■ **Task to carry out**
Among the entries below, find the lines holding "accent" and copy them.

Entries from a dataset of interfaces:
⁂

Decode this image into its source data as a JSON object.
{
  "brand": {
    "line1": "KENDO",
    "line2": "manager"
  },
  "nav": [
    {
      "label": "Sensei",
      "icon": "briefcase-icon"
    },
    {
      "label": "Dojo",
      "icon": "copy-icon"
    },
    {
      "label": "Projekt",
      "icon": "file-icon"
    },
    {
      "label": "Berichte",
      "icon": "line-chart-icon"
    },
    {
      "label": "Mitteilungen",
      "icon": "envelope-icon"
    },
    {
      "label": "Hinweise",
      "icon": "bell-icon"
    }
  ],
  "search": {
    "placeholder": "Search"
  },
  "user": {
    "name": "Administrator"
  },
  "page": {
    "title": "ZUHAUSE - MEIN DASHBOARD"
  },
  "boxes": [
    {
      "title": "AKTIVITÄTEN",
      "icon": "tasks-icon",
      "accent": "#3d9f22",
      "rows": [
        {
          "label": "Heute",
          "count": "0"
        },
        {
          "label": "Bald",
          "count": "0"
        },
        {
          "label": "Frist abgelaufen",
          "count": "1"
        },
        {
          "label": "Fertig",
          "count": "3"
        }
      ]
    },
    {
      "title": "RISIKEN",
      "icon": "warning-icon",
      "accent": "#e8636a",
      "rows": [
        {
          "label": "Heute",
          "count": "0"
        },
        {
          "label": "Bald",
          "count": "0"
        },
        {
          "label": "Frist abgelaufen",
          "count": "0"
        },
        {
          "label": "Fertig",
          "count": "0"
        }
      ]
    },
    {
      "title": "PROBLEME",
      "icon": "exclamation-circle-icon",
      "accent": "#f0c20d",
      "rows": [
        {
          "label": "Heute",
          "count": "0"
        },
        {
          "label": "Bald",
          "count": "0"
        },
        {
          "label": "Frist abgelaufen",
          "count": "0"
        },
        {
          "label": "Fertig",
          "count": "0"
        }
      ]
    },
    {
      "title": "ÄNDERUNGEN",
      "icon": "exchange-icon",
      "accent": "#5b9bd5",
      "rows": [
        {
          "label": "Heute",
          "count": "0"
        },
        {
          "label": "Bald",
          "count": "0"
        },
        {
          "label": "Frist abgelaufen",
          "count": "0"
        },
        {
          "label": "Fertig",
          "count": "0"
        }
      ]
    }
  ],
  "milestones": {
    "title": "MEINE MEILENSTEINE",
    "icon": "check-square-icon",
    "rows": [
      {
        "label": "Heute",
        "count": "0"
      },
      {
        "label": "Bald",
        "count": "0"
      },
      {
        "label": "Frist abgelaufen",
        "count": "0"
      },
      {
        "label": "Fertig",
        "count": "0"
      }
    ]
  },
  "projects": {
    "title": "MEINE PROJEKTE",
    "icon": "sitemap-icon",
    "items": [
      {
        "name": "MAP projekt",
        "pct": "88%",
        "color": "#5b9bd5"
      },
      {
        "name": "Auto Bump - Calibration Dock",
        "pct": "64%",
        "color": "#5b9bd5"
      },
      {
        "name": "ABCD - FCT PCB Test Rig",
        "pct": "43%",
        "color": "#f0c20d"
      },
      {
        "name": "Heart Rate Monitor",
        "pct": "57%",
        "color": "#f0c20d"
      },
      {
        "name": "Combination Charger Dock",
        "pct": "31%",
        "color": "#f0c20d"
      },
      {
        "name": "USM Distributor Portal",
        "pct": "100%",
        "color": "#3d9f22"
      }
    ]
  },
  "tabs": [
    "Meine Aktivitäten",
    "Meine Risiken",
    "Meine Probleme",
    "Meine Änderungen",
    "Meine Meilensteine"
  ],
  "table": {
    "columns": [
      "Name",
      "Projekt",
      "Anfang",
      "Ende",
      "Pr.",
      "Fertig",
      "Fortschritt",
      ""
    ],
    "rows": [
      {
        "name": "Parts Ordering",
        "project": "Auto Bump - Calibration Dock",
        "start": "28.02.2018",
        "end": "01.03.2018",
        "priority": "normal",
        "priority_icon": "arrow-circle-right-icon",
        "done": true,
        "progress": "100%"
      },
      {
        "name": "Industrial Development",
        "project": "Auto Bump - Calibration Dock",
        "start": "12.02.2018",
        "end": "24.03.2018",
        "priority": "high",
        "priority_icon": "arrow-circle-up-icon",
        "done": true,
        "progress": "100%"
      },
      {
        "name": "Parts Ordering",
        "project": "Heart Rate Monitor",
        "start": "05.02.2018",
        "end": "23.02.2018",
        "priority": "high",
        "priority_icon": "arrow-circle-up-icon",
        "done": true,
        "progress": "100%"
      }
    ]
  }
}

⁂

■ **Response area**
      "accent": "#3d9f22",
      "accent": "#e8636a",
      "accent": "#f0c20d",
      "accent": "#5b9bd5",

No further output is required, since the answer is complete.